**What you should do:**
Search the data for the word "value" and copy each line that has it.

[Web page and app entries]
####################

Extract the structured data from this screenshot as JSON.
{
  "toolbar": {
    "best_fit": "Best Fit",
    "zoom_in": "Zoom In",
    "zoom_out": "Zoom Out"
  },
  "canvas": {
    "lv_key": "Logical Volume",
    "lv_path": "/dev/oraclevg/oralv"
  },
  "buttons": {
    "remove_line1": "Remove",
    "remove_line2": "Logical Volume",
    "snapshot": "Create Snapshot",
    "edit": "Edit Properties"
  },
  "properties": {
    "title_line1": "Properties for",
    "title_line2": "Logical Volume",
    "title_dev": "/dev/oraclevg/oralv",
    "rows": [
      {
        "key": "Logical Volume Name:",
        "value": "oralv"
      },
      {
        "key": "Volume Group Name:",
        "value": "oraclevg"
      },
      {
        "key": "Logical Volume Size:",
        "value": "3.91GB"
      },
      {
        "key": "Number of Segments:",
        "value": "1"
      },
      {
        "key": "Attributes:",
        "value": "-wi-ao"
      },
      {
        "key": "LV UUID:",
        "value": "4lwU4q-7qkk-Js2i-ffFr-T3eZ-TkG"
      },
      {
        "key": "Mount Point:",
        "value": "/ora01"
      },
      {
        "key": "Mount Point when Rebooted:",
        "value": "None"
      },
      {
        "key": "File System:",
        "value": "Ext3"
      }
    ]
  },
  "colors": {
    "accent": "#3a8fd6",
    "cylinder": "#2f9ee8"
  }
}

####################

**Task solution:**
        "value": "oralv"
        "value": "oraclevg"
        "value": "3.91GB"
        "value": "1"
        "value": "-wi-ao"
        "value": "4lwU4q-7qkk-Js2i-ffFr-T3eZ-TkG"
        "value": "/ora01"
        "value": "None"
        "value": "Ext3"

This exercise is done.